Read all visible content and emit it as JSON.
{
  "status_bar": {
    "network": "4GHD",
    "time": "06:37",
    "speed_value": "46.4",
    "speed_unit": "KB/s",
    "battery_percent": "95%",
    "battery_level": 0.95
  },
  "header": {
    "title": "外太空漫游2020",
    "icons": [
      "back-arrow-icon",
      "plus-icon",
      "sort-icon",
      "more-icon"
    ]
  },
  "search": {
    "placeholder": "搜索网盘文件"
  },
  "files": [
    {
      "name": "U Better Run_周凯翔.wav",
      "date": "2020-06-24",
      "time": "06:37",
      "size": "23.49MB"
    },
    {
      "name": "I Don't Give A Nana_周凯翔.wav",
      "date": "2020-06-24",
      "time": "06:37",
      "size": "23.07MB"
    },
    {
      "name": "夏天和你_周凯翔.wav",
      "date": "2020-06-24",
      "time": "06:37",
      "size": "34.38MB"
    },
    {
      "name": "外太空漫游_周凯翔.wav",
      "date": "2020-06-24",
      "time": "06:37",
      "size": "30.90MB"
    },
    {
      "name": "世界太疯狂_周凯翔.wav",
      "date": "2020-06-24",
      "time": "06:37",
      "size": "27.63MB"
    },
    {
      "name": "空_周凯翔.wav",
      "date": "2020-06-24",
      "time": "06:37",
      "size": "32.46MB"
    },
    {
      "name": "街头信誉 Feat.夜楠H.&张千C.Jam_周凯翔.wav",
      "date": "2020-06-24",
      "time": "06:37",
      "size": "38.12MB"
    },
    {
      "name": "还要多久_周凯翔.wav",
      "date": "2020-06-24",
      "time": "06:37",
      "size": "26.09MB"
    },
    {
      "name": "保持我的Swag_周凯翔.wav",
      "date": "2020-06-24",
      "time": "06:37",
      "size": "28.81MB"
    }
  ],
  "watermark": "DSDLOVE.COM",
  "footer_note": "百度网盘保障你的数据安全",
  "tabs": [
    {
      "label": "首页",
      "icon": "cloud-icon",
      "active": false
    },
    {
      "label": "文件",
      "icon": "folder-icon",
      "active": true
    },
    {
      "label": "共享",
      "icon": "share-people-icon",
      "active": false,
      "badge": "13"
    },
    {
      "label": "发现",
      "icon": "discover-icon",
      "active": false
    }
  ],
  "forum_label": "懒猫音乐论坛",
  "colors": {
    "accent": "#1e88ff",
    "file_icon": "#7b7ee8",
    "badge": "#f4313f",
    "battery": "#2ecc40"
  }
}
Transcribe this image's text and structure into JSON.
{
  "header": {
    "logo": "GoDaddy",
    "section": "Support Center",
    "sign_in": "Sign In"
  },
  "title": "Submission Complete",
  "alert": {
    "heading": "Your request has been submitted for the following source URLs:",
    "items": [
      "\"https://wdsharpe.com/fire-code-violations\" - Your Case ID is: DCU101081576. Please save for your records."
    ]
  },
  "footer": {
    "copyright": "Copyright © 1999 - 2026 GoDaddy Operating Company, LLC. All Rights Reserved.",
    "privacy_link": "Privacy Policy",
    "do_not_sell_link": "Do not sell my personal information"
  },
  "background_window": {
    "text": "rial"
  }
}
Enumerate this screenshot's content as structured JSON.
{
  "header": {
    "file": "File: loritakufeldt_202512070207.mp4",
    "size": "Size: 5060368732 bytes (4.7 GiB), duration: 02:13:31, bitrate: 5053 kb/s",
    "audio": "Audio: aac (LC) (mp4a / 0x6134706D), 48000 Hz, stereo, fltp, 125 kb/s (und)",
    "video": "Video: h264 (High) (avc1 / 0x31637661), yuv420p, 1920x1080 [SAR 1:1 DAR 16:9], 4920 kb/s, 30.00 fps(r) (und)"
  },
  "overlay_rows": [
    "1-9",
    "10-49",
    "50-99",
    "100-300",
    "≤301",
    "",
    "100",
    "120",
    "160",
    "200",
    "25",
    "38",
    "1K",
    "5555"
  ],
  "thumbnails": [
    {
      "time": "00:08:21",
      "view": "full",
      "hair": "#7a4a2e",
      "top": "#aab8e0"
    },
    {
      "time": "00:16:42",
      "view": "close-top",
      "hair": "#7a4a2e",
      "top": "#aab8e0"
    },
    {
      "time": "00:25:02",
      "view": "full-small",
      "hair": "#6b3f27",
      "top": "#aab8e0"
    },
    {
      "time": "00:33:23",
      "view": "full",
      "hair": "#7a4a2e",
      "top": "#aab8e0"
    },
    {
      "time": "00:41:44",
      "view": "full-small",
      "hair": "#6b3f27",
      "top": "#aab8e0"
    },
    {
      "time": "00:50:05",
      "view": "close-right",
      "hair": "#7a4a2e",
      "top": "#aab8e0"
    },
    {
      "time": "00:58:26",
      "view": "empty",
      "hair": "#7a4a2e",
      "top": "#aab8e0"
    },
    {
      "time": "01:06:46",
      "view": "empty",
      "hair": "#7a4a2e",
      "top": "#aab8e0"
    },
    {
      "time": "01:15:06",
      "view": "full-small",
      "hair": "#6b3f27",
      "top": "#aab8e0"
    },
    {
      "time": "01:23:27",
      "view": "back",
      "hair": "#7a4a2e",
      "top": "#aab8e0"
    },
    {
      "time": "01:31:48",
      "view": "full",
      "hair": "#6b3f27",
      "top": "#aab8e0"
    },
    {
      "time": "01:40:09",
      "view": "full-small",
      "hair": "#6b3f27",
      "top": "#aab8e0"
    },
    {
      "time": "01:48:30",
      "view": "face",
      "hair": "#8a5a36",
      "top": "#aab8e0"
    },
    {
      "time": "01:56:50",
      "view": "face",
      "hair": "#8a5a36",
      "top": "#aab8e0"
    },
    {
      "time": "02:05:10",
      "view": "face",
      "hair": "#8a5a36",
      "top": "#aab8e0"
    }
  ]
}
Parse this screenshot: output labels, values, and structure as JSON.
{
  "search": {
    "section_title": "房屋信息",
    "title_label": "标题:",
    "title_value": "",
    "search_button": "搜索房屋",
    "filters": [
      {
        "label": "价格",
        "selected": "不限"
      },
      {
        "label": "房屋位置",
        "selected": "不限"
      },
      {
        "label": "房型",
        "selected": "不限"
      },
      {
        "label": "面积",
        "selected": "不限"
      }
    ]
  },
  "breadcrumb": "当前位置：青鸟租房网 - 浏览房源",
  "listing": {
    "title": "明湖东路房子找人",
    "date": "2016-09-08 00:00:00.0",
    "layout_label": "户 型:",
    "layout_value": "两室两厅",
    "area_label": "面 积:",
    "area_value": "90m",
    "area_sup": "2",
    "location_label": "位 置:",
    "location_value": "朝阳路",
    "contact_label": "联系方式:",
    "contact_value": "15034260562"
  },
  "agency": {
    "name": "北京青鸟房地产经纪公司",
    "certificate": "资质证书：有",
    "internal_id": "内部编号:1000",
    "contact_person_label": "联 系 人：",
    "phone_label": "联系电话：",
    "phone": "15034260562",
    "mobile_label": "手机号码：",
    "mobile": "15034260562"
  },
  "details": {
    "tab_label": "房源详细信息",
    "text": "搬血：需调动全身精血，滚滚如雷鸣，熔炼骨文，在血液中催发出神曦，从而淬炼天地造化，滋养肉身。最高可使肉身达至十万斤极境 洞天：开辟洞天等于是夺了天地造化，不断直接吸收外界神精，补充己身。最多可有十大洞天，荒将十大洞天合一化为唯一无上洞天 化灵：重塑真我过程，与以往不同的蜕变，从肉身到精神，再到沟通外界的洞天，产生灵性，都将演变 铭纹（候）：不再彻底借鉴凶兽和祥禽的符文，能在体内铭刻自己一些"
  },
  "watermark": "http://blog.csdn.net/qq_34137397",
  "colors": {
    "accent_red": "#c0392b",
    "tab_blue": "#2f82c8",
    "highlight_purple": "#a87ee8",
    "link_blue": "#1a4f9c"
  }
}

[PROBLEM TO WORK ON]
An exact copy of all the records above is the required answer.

[EXPECTED ANSWER]
Read all visible content and emit it as JSON.
{
  "status_bar": {
    "network": "4GHD",
    "time": "06:37",
    "speed_value": "46.4",
    "speed_unit": "KB/s",
    "battery_percent": "95%",
    "battery_level": 0.95
  },
  "header": {
    "title": "外太空漫游2020",
    "icons": [
      "back-arrow-icon",
      "plus-icon",
      "sort-icon",
      "more-icon"
    ]
  },
  "search": {
    "placeholder": "搜索网盘文件"
  },
  "files": [
    {
      "name": "U Better Run_周凯翔.wav",
      "date": "2020-06-24",
      "time": "06:37",
      "size": "23.49MB"
    },
    {
      "name": "I Don't Give A Nana_周凯翔.wav",
      "date": "2020-06-24",
      "time": "06:37",
      "size": "23.07MB"
    },
    {
      "name": "夏天和你_周凯翔.wav",
      "date": "2020-06-24",
      "time": "06:37",
      "size": "34.38MB"
    },
    {
      "name": "外太空漫游_周凯翔.wav",
      "date": "2020-06-24",
      "time": "06:37",
      "size": "30.90MB"
    },
    {
      "name": "世界太疯狂_周凯翔.wav",
      "date": "2020-06-24",
      "time": "06:37",
      "size": "27.63MB"
    },
    {
      "name": "空_周凯翔.wav",
      "date": "2020-06-24",
      "time": "06:37",
      "size": "32.46MB"
    },
    {
      "name": "街头信誉 Feat.夜楠H.&张千C.Jam_周凯翔.wav",
      "date": "2020-06-24",
      "time": "06:37",
      "size": "38.12MB"
    },
    {
      "name": "还要多久_周凯翔.wav",
      "date": "2020-06-24",
      "time": "06:37",
      "size": "26.09MB"
    },
    {
      "name": "保持我的Swag_周凯翔.wav",
      "date": "2020-06-24",
      "time": "06:37",
      "size": "28.81MB"
    }
  ],
  "watermark": "DSDLOVE.COM",
  "footer_note": "百度网盘保障你的数据安全",
  "tabs": [
    {
      "label": "首页",
      "icon": "cloud-icon",
      "active": false
    },
    {
      "label": "文件",
      "icon": "folder-icon",
      "active": true
    },
    {
      "label": "共享",
      "icon": "share-people-icon",
      "active": false,
      "badge": "13"
    },
    {
      "label": "发现",
      "icon": "discover-icon",
      "active": false
    }
  ],
  "forum_label": "懒猫音乐论坛",
  "colors": {
    "accent": "#1e88ff",
    "file_icon": "#7b7ee8",
    "badge": "#f4313f",
    "battery": "#2ecc40"
  }
}
Transcribe this image's text and structure into JSON.
{
  "header": {
    "logo": "GoDaddy",
    "section": "Support Center",
    "sign_in": "Sign In"
  },
  "title": "Submission Complete",
  "alert": {
    "heading": "Your request has been submitted for the following source URLs:",
    "items": [
      "\"https://wdsharpe.com/fire-code-violations\" - Your Case ID is: DCU101081576. Please save for your records."
    ]
  },
  "footer": {
    "copyright": "Copyright © 1999 - 2026 GoDaddy Operating Company, LLC. All Rights Reserved.",
    "privacy_link": "Privacy Policy",
    "do_not_sell_link": "Do not sell my personal information"
  },
  "background_window": {
    "text": "rial"
  }
}
Enumerate this screenshot's content as structured JSON.
{
  "header": {
    "file": "File: loritakufeldt_202512070207.mp4",
    "size": "Size: 5060368732 bytes (4.7 GiB), duration: 02:13:31, bitrate: 5053 kb/s",
    "audio": "Audio: aac (LC) (mp4a / 0x6134706D), 48000 Hz, stereo, fltp, 125 kb/s (und)",
    "video": "Video: h264 (High) (avc1 / 0x31637661), yuv420p, 1920x1080 [SAR 1:1 DAR 16:9], 4920 kb/s, 30.00 fps(r) (und)"
  },
  "overlay_rows": [
    "1-9",
    "10-49",
    "50-99",
    "100-300",
    "≤301",
    "",
    "100",
    "120",
    "160",
    "200",
    "25",
    "38",
    "1K",
    "5555"
  ],
  "thumbnails": [
    {
      "time": "00:08:21",
      "view": "full",
      "hair": "#7a4a2e",
      "top": "#aab8e0"
    },
    {
      "time": "00:16:42",
      "view": "close-top",
      "hair": "#7a4a2e",
      "top": "#aab8e0"
    },
    {
      "time": "00:25:02",
      "view": "full-small",
      "hair": "#6b3f27",
      "top": "#aab8e0"
    },
    {
      "time": "00:33:23",
      "view": "full",
      "hair": "#7a4a2e",
      "top": "#aab8e0"
    },
    {
      "time": "00:41:44",
      "view": "full-small",
      "hair": "#6b3f27",
      "top": "#aab8e0"
    },
    {
      "time": "00:50:05",
      "view": "close-right",
      "hair": "#7a4a2e",
      "top": "#aab8e0"
    },
    {
      "time": "00:58:26",
      "view": "empty",
      "hair": "#7a4a2e",
      "top": "#aab8e0"
    },
    {
      "time": "01:06:46",
      "view": "empty",
      "hair": "#7a4a2e",
      "top": "#aab8e0"
    },
    {
      "time": "01:15:06",
      "view": "full-small",
      "hair": "#6b3f27",
      "top": "#aab8e0"
    },
    {
      "time": "01:23:27",
      "view": "back",
      "hair": "#7a4a2e",
      "top": "#aab8e0"
    },
    {
      "time": "01:31:48",
      "view": "full",
      "hair": "#6b3f27",
      "top": "#aab8e0"
    },
    {
      "time": "01:40:09",
      "view": "full-small",
      "hair": "#6b3f27",
      "top": "#aab8e0"
    },
    {
      "time": "01:48:30",
      "view": "face",
      "hair": "#8a5a36",
      "top": "#aab8e0"
    },
    {
      "time": "01:56:50",
      "view": "face",
      "hair": "#8a5a36",
      "top": "#aab8e0"
    },
    {
      "time": "02:05:10",
      "view": "face",
      "hair": "#8a5a36",
      "top": "#aab8e0"
    }
  ]
}
Parse this screenshot: output labels, values, and structure as JSON.
{
  "search": {
    "section_title": "房屋信息",
    "title_label": "标题:",
    "title_value": "",
    "search_button": "搜索房屋",
    "filters": [
      {
        "label": "价格",
        "selected": "不限"
      },
      {
        "label": "房屋位置",
        "selected": "不限"
      },
      {
        "label": "房型",
        "selected": "不限"
      },
      {
        "label": "面积",
        "selected": "不限"
      }
    ]
  },
  "breadcrumb": "当前位置：青鸟租房网 - 浏览房源",
  "listing": {
    "title": "明湖东路房子找人",
    "date": "2016-09-08 00:00:00.0",
    "layout_label": "户 型:",
    "layout_value": "两室两厅",
    "area_label": "面 积:",
    "area_value": "90m",
    "area_sup": "2",
    "location_label": "位 置:",
    "location_value": "朝阳路",
    "contact_label": "联系方式:",
    "contact_value": "15034260562"
  },
  "agency": {
    "name": "北京青鸟房地产经纪公司",
    "certificate": "资质证书：有",
    "internal_id": "内部编号:1000",
    "contact_person_label": "联 系 人：",
    "phone_label": "联系电话：",
    "phone": "15034260562",
    "mobile_label": "手机号码：",
    "mobile": "15034260562"
  },
  "details": {
    "tab_label": "房源详细信息",
    "text": "搬血：需调动全身精血，滚滚如雷鸣，熔炼骨文，在血液中催发出神曦，从而淬炼天地造化，滋养肉身。最高可使肉身达至十万斤极境 洞天：开辟洞天等于是夺了天地造化，不断直接吸收外界神精，补充己身。最多可有十大洞天，荒将十大洞天合一化为唯一无上洞天 化灵：重塑真我过程，与以往不同的蜕变，从肉身到精神，再到沟通外界的洞天，产生灵性，都将演变 铭纹（候）：不再彻底借鉴凶兽和祥禽的符文，能在体内铭刻自己一些"
  },
  "watermark": "http://blog.csdn.net/qq_34137397",
  "colors": {
    "accent_red": "#c0392b",
    "tab_blue": "#2f82c8",
    "highlight_purple": "#a87ee8",
    "link_blue": "#1a4f9c"
  }
}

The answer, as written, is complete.